It makes sense to have your water garden in this area because it already collects water; however, this is probably the worst location for your investment because of the run-off that can creep its way into your pond.  Ask yourself this: “Do I really want my pond located on the opposite end of my property? Do I really want to miss the sights, sounds, and interactive nature my pond presents every day?”  When it’s positioned near your house, you can take in the beauty and tranquility of your pond when entertaining friends or lounging on your patio or deck.

It’s natural to have these thoughts and concerns, but it is important to remember that a professionally-installed water garden has steps leading into the pond. The first shelf is only ankle high once the gravel is laid down. The next shelf is up to your knee, while the smallest area in the bottom is just above your knee, so it is not constructed like a swimming pool.

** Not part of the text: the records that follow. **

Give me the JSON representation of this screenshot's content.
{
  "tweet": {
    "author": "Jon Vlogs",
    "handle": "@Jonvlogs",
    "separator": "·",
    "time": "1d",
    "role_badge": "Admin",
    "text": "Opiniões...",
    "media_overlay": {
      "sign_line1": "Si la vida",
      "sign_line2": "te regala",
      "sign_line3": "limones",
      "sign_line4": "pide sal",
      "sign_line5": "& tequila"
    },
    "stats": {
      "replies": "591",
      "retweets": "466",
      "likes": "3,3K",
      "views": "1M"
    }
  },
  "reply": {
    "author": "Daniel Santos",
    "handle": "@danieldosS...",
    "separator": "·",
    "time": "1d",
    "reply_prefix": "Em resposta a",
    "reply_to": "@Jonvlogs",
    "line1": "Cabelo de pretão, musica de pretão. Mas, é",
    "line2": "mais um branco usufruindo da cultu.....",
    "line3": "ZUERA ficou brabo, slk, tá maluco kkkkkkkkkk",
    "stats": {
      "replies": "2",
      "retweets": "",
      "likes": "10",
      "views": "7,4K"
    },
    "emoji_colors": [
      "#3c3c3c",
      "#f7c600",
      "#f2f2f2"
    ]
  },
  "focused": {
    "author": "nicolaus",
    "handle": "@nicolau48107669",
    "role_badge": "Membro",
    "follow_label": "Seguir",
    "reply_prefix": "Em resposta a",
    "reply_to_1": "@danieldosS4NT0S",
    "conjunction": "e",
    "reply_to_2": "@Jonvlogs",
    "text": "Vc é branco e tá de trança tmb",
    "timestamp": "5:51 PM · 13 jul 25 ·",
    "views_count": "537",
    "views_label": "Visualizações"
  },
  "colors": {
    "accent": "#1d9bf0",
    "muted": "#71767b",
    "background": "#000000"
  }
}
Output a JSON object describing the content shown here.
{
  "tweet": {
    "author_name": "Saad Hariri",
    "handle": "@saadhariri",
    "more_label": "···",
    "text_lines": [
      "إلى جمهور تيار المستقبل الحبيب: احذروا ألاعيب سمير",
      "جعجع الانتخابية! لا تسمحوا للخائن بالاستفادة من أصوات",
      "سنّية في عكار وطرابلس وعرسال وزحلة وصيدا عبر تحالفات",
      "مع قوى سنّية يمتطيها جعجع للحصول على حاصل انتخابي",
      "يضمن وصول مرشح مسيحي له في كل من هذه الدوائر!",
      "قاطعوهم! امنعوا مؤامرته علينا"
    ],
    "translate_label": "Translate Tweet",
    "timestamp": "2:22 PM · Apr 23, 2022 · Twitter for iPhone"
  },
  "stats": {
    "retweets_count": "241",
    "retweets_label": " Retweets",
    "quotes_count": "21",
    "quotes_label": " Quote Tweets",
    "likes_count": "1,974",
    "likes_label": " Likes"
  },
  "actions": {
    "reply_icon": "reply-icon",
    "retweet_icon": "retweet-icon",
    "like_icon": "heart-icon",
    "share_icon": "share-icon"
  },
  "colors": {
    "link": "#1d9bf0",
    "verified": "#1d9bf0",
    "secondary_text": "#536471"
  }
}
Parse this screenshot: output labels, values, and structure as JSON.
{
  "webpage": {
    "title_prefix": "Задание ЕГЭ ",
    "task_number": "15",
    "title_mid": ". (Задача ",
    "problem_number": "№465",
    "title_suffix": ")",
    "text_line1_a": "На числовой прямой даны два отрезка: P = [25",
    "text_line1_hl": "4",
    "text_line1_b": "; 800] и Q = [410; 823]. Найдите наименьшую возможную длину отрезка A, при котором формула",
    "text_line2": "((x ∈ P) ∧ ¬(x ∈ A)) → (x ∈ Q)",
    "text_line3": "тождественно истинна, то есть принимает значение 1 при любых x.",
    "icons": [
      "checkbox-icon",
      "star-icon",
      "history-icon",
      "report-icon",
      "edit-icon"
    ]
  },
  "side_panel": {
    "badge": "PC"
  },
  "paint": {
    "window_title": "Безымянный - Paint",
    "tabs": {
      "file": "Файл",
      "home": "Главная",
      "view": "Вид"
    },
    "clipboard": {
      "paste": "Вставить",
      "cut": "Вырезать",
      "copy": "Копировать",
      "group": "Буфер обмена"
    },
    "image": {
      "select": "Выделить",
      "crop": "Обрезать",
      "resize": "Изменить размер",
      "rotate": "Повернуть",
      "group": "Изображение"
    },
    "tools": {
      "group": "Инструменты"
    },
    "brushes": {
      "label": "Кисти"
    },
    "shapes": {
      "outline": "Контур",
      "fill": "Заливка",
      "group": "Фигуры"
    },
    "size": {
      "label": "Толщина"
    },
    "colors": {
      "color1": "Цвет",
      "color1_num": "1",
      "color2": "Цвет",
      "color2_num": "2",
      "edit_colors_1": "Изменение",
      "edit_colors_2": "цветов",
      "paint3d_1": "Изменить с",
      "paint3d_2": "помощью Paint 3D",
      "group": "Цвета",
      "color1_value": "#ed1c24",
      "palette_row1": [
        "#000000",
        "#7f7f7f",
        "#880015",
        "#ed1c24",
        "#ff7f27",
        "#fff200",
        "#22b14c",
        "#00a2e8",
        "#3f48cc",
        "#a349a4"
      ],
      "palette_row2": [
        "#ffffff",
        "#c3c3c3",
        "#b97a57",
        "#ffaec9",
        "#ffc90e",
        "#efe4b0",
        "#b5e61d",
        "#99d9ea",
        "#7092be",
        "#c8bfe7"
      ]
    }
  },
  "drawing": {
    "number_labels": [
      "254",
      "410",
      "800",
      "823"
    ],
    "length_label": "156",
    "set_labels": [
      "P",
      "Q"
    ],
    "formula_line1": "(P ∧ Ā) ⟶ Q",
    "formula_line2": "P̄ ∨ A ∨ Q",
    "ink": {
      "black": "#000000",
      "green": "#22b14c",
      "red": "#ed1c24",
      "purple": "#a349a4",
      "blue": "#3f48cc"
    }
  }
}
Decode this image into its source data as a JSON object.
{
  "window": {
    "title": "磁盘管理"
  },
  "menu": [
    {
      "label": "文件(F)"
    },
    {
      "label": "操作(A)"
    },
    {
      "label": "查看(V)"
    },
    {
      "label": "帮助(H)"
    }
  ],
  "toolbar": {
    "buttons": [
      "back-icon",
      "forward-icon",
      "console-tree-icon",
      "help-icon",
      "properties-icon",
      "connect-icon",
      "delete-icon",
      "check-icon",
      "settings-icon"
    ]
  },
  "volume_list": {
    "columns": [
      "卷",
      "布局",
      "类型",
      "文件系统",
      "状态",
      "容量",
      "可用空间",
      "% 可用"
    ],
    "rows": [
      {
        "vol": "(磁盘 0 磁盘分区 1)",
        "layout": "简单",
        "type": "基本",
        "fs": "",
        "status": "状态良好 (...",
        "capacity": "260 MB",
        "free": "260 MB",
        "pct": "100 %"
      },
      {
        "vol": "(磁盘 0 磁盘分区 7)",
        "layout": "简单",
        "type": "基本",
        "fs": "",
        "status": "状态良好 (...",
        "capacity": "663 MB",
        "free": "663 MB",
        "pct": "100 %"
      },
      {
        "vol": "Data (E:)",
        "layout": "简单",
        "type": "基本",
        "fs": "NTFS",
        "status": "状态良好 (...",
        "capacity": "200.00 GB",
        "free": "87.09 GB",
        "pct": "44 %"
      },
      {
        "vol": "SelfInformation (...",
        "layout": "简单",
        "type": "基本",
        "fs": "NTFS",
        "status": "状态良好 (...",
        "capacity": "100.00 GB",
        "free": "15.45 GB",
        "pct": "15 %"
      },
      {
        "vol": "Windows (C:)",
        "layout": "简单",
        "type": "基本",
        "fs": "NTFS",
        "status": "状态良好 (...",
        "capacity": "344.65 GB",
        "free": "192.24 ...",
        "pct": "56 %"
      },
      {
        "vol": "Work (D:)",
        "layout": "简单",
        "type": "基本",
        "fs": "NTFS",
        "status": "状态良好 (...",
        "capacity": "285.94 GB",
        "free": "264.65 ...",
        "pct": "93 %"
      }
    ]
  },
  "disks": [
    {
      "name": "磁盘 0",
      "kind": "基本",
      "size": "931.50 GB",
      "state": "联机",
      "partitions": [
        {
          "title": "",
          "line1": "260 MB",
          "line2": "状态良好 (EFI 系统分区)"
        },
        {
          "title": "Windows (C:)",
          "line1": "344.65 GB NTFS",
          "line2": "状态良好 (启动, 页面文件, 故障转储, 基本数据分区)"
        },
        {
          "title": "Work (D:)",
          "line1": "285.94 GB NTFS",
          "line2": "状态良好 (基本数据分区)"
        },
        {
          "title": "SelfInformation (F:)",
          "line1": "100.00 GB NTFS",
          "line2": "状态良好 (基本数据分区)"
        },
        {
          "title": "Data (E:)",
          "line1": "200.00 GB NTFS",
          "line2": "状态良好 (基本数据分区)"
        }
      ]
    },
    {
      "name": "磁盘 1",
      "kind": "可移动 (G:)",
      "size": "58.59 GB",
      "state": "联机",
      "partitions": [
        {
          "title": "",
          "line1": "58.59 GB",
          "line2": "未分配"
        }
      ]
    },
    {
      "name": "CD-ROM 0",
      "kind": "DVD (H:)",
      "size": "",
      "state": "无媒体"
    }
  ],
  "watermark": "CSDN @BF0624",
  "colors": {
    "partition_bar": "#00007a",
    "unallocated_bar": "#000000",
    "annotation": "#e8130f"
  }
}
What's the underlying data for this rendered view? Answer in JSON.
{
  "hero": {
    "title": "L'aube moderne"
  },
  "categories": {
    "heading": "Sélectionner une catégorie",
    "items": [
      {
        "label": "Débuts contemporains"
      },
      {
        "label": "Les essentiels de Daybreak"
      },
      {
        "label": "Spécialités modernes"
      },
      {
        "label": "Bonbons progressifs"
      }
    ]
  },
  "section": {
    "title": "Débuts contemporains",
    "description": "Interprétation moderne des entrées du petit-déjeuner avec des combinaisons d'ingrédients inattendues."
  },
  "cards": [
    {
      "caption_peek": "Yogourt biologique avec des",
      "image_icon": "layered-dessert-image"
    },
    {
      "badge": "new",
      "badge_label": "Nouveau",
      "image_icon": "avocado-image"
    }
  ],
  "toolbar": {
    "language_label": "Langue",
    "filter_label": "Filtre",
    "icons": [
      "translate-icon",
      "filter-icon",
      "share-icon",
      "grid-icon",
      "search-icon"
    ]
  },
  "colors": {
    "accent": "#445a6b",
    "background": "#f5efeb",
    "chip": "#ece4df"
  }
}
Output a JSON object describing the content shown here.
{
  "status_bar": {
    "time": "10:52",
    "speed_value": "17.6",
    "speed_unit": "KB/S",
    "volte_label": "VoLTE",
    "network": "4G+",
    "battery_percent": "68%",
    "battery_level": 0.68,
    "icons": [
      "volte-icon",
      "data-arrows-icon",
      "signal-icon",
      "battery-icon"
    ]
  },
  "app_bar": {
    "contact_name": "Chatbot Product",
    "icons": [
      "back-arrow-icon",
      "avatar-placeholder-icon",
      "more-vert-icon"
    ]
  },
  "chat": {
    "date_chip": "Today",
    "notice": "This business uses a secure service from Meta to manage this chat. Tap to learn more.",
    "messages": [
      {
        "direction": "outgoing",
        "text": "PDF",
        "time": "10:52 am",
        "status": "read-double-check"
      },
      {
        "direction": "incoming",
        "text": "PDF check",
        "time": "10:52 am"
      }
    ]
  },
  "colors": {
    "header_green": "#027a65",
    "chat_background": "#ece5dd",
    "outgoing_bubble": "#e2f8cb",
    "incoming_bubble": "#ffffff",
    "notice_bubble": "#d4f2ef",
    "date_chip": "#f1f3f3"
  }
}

We do recommend that you make your neighbors aware of the water garden and educate your own children and friends about the safety of any body of water.

Or, if you prefer, you can have a “pondless” organic water feature that is only inches deep and “disappears.”  This is especially terrific for front yard features.

Everyone knows when it comes to the resale value of your home, a swimming pool can be deadly in some areas of the country.  On the other hand, especially in the Southwest, pools can add as much as $7-10,000.00 to the value of the home.  A well-built water feature will add about $3-4,000.00 to the appraisal.  However, with water features becoming more and more popular, you can bet that the demand for them will get even bigger!

This myth comes from the swimming pool industry.  If chlorine is good for humans in the local swimming pool, then chemicals must be okay for fish and the plants in the pond.  Products like algaecide (copper sulfate), dechlorinator (sodium thiosulfate), and fish antibiotics are commonly used as quick-fix solutions to balance related problems.  In the end, your best bet is to attack the root cause of the problem and make sure that you have a naturally balanced pond that allows Mother Nature to take care of all the maintenance issues.